Task details: Reproduce the whole listing, character for character.

Given entries:
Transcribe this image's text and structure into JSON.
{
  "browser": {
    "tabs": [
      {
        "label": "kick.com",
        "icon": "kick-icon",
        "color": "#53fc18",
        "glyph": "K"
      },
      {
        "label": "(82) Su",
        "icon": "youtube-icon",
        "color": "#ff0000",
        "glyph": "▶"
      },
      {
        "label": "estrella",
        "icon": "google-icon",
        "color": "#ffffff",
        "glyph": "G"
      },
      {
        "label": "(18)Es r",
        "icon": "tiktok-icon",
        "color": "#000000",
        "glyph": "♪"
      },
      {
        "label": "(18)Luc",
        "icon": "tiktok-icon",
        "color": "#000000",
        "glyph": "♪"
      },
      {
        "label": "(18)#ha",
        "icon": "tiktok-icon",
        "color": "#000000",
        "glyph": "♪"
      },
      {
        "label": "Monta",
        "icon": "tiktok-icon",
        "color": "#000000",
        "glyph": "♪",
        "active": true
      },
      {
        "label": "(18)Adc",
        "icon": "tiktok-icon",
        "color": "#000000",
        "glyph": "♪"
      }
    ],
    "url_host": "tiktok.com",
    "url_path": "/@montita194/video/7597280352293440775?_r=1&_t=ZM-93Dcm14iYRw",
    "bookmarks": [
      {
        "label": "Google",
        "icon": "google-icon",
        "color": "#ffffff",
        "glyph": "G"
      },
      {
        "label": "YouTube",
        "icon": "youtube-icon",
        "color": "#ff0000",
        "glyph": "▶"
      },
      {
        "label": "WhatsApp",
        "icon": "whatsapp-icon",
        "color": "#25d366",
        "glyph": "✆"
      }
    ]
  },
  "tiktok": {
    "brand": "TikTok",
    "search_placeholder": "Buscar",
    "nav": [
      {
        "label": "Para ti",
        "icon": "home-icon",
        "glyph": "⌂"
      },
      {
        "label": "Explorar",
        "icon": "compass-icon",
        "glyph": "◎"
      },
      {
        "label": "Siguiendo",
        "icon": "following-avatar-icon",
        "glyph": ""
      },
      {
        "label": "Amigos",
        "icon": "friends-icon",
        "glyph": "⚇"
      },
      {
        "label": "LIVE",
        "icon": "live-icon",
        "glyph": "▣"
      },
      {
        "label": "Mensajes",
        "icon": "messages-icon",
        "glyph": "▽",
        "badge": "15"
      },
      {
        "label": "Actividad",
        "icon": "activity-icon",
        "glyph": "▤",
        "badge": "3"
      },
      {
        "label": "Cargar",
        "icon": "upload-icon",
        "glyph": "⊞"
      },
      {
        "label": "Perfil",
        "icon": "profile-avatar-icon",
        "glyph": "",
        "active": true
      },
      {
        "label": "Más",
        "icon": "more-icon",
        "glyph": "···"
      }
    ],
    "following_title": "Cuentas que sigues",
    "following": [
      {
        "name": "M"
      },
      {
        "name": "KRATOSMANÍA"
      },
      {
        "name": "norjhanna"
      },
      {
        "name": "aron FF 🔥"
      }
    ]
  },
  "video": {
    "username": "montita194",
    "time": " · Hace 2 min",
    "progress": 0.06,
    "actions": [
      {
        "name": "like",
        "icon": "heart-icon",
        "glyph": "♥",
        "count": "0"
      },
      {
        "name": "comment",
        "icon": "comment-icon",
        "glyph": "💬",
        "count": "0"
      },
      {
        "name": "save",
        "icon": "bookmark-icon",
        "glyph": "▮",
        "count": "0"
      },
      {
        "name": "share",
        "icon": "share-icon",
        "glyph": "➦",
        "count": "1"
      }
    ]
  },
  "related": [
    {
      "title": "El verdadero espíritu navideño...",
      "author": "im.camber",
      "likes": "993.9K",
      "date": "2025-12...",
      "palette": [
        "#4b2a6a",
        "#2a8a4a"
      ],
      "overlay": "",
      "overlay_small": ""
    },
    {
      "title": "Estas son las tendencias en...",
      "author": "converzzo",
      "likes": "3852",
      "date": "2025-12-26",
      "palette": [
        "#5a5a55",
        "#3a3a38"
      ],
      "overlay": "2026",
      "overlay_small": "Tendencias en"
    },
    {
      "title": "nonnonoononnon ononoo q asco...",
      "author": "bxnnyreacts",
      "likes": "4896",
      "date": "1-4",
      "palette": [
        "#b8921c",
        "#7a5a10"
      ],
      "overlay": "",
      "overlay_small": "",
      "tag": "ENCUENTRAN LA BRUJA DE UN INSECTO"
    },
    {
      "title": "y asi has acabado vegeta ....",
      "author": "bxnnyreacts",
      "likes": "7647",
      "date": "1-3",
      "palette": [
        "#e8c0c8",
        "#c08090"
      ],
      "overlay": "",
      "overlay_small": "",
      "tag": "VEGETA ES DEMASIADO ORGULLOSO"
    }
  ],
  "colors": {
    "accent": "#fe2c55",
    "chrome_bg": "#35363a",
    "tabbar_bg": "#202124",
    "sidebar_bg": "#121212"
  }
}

Task output:
Transcribe this image's text and structure into JSON.
{
  "browser": {
    "tabs": [
      {
        "label": "kick.com",
        "icon": "kick-icon",
        "color": "#53fc18",
        "glyph": "K"
      },
      {
        "label": "(82) Su",
        "icon": "youtube-icon",
        "color": "#ff0000",
        "glyph": "▶"
      },
      {
        "label": "estrella",
        "icon": "google-icon",
        "color": "#ffffff",
        "glyph": "G"
      },
      {
        "label": "(18)Es r",
        "icon": "tiktok-icon",
        "color": "#000000",
        "glyph": "♪"
      },
      {
        "label": "(18)Luc",
        "icon": "tiktok-icon",
        "color": "#000000",
        "glyph": "♪"
      },
      {
        "label": "(18)#ha",
        "icon": "tiktok-icon",
        "color": "#000000",
        "glyph": "♪"
      },
      {
        "label": "Monta",
        "icon": "tiktok-icon",
        "color": "#000000",
        "glyph": "♪",
        "active": true
      },
      {
        "label": "(18)Adc",
        "icon": "tiktok-icon",
        "color": "#000000",
        "glyph": "♪"
      }
    ],
    "url_host": "tiktok.com",
    "url_path": "/@montita194/video/7597280352293440775?_r=1&_t=ZM-93Dcm14iYRw",
    "bookmarks": [
      {
        "label": "Google",
        "icon": "google-icon",
        "color": "#ffffff",
        "glyph": "G"
      },
      {
        "label": "YouTube",
        "icon": "youtube-icon",
        "color": "#ff0000",
        "glyph": "▶"
      },
      {
        "label": "WhatsApp",
        "icon": "whatsapp-icon",
        "color": "#25d366",
        "glyph": "✆"
      }
    ]
  },
  "tiktok": {
    "brand": "TikTok",
    "search_placeholder": "Buscar",
    "nav": [
      {
        "label": "Para ti",
        "icon": "home-icon",
        "glyph": "⌂"
      },
      {
        "label": "Explorar",
        "icon": "compass-icon",
        "glyph": "◎"
      },
      {
        "label": "Siguiendo",
        "icon": "following-avatar-icon",
        "glyph": ""
      },
      {
        "label": "Amigos",
        "icon": "friends-icon",
        "glyph": "⚇"
      },
      {
        "label": "LIVE",
        "icon": "live-icon",
        "glyph": "▣"
      },
      {
        "label": "Mensajes",
        "icon": "messages-icon",
        "glyph": "▽",
        "badge": "15"
      },
      {
        "label": "Actividad",
        "icon": "activity-icon",
        "glyph": "▤",
        "badge": "3"
      },
      {
        "label": "Cargar",
        "icon": "upload-icon",
        "glyph": "⊞"
      },
      {
        "label": "Perfil",
        "icon": "profile-avatar-icon",
        "glyph": "",
        "active": true
      },
      {
        "label": "Más",
        "icon": "more-icon",
        "glyph": "···"
      }
    ],
    "following_title": "Cuentas que sigues",
    "following": [
      {
        "name": "M"
      },
      {
        "name": "KRATOSMANÍA"
      },
      {
        "name": "norjhanna"
      },
      {
        "name": "aron FF 🔥"
      }
    ]
  },
  "video": {
    "username": "montita194",
    "time": " · Hace 2 min",
    "progress": 0.06,
    "actions": [
      {
        "name": "like",
        "icon": "heart-icon",
        "glyph": "♥",
        "count": "0"
      },
      {
        "name": "comment",
        "icon": "comment-icon",
        "glyph": "💬",
        "count": "0"
      },
      {
        "name": "save",
        "icon": "bookmark-icon",
        "glyph": "▮",
        "count": "0"
      },
      {
        "name": "share",
        "icon": "share-icon",
        "glyph": "➦",
        "count": "1"
      }
    ]
  },
  "related": [
    {
      "title": "El verdadero espíritu navideño...",
      "author": "im.camber",
      "likes": "993.9K",
      "date": "2025-12...",
      "palette": [
        "#4b2a6a",
        "#2a8a4a"
      ],
      "overlay": "",
      "overlay_small": ""
    },
    {
      "title": "Estas son las tendencias en...",
      "author": "converzzo",
      "likes": "3852",
      "date": "2025-12-26",
      "palette": [
        "#5a5a55",
        "#3a3a38"
      ],
      "overlay": "2026",
      "overlay_small": "Tendencias en"
    },
    {
      "title": "nonnonoononnon ononoo q asco...",
      "author": "bxnnyreacts",
      "likes": "4896",
      "date": "1-4",
      "palette": [
        "#b8921c",
        "#7a5a10"
      ],
      "overlay": "",
      "overlay_small": "",
      "tag": "ENCUENTRAN LA BRUJA DE UN INSECTO"
    },
    {
      "title": "y asi has acabado vegeta ....",
      "author": "bxnnyreacts",
      "likes": "7647",
      "date": "1-3",
      "palette": [
        "#e8c0c8",
        "#c08090"
      ],
      "overlay": "",
      "overlay_small": "",
      "tag": "VEGETA ES DEMASIADO ORGULLOSO"
    }
  ],
  "colors": {
    "accent": "#fe2c55",
    "chrome_bg": "#35363a",
    "tabbar_bg": "#202124",
    "sidebar_bg": "#121212"
  }
}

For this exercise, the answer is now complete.